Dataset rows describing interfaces
-------
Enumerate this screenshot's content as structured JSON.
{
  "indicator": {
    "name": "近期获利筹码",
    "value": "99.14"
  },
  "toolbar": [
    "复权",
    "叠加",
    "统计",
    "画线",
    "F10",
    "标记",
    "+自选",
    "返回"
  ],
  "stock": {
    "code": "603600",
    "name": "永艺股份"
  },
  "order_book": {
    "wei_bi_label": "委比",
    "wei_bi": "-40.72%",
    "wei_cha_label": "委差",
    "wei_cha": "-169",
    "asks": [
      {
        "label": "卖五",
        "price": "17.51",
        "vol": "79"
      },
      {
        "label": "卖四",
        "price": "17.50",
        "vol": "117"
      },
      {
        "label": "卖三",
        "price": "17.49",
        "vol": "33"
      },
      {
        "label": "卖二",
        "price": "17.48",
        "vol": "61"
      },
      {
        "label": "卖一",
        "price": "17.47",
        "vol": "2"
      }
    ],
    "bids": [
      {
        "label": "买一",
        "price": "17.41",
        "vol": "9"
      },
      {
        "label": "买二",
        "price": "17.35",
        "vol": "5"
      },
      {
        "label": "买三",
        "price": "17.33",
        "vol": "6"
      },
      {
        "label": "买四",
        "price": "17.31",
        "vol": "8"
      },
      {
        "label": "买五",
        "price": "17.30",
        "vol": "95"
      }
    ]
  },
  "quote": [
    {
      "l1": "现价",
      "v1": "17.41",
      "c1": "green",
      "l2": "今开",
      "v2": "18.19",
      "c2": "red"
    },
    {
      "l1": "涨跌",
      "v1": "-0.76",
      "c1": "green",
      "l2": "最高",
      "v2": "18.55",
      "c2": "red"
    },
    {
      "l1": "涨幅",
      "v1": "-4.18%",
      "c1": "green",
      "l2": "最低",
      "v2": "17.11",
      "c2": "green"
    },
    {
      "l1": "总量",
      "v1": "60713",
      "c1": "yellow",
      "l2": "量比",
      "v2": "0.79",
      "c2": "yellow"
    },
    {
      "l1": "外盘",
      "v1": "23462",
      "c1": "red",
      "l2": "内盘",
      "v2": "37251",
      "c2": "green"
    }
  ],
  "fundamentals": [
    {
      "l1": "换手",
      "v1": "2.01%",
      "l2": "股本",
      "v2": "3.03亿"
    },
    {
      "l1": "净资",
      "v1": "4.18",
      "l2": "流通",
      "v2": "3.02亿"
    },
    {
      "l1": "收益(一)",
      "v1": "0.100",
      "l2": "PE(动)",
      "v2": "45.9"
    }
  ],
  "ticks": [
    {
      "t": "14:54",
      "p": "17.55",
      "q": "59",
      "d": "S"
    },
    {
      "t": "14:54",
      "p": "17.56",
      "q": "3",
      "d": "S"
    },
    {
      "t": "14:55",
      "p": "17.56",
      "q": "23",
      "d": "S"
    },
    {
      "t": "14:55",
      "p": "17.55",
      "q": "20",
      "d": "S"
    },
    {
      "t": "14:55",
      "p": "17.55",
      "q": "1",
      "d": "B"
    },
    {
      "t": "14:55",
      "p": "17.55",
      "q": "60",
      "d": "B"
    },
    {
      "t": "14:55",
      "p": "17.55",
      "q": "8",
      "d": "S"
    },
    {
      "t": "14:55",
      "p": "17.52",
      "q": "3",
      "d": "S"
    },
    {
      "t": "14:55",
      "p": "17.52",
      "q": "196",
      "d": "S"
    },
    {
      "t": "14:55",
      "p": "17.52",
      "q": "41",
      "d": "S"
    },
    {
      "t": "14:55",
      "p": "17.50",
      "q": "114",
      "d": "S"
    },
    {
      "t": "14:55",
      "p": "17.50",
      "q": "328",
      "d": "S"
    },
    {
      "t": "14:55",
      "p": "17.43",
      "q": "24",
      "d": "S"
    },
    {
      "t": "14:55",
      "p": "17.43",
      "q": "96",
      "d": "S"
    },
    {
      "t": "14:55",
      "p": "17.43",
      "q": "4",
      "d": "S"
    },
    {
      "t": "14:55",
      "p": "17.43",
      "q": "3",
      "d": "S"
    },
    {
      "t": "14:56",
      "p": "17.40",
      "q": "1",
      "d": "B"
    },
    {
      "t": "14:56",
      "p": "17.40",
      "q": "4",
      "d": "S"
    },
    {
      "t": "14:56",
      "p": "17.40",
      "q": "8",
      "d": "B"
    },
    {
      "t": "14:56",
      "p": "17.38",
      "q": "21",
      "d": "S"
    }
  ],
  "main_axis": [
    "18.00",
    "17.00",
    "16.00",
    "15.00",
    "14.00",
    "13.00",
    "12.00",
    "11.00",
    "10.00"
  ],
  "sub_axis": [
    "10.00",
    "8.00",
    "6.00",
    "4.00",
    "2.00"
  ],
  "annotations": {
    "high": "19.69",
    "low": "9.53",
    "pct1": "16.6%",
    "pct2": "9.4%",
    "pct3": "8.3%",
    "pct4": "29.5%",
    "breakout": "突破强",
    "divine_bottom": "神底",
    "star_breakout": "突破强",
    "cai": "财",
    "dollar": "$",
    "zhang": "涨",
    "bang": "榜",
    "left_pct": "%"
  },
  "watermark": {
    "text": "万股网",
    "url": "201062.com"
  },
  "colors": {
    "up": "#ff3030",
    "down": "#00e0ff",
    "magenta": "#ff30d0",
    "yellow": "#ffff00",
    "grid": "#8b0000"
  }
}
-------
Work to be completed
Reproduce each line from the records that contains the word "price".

Result
        "price": "17.51",
        "price": "17.50",
        "price": "17.49",
        "price": "17.48",
        "price": "17.47",
        "price": "17.41",
        "price": "17.35",
        "price": "17.33",
        "price": "17.31",
        "price": "17.30",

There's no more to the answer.